## The task
Show all lines from the data that include the word "actions".

+ + +

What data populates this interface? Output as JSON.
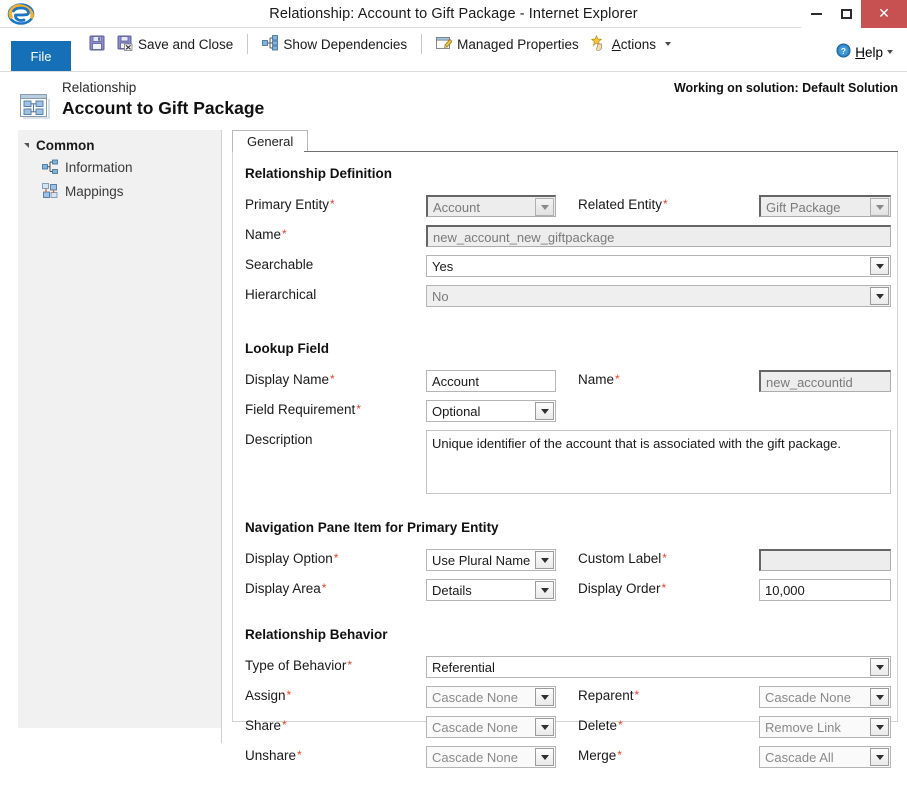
{
  "window": {
    "title": "Relationship: Account to Gift Package - Internet Explorer",
    "app_icon": "internet-explorer-icon",
    "minimize_label": "Minimize",
    "maximize_label": "Maximize",
    "close_label": "Close"
  },
  "ribbon": {
    "file_tab": "File",
    "save_icon": "save-icon",
    "save_and_close_icon": "save-and-close-icon",
    "save_and_close": "Save and Close",
    "show_dependencies_icon": "dependencies-icon",
    "show_dependencies": "Show Dependencies",
    "managed_properties_icon": "managed-properties-icon",
    "managed_properties": "Managed Properties",
    "actions_icon": "actions-icon",
    "actions": "Actions",
    "help_icon": "help-icon",
    "help": "Help"
  },
  "header": {
    "icon": "relationship-icon",
    "subtitle": "Relationship",
    "title": "Account to Gift Package",
    "solution_note": "Working on solution: Default Solution"
  },
  "sidebar": {
    "group_label": "Common",
    "items": [
      {
        "label": "Information",
        "icon": "information-icon"
      },
      {
        "label": "Mappings",
        "icon": "mappings-icon"
      }
    ]
  },
  "tabs": [
    {
      "label": "General",
      "active": true
    }
  ],
  "form": {
    "sections": [
      {
        "title": "Relationship Definition",
        "fields": {
          "primary_entity_label": "Primary Entity",
          "primary_entity_value": "Account",
          "related_entity_label": "Related Entity",
          "related_entity_value": "Gift Package",
          "name_label": "Name",
          "name_value": "new_account_new_giftpackage",
          "searchable_label": "Searchable",
          "searchable_value": "Yes",
          "hierarchical_label": "Hierarchical",
          "hierarchical_value": "No"
        }
      },
      {
        "title": "Lookup Field",
        "fields": {
          "display_name_label": "Display Name",
          "display_name_value": "Account",
          "name_label": "Name",
          "name_value": "new_accountid",
          "field_requirement_label": "Field Requirement",
          "field_requirement_value": "Optional",
          "description_label": "Description",
          "description_value": "Unique identifier of the account that is associated with the gift package."
        }
      },
      {
        "title": "Navigation Pane Item for Primary Entity",
        "fields": {
          "display_option_label": "Display Option",
          "display_option_value": "Use Plural Name",
          "custom_label_label": "Custom Label",
          "custom_label_value": "",
          "display_area_label": "Display Area",
          "display_area_value": "Details",
          "display_order_label": "Display Order",
          "display_order_value": "10,000"
        }
      },
      {
        "title": "Relationship Behavior",
        "fields": {
          "type_of_behavior_label": "Type of Behavior",
          "type_of_behavior_value": "Referential",
          "assign_label": "Assign",
          "assign_value": "Cascade None",
          "reparent_label": "Reparent",
          "reparent_value": "Cascade None",
          "share_label": "Share",
          "share_value": "Cascade None",
          "delete_label": "Delete",
          "delete_value": "Remove Link",
          "unshare_label": "Unshare",
          "unshare_value": "Cascade None",
          "merge_label": "Merge",
          "merge_value": "Cascade All"
        }
      }
    ]
  },
  "colors": {
    "file_tab_blue": "#1570b8",
    "close_red": "#c75050",
    "required_red": "#e0452b"
  }
}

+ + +

## Reply to the exercise
    "actions_icon": "actions-icon",
    "actions": "Actions",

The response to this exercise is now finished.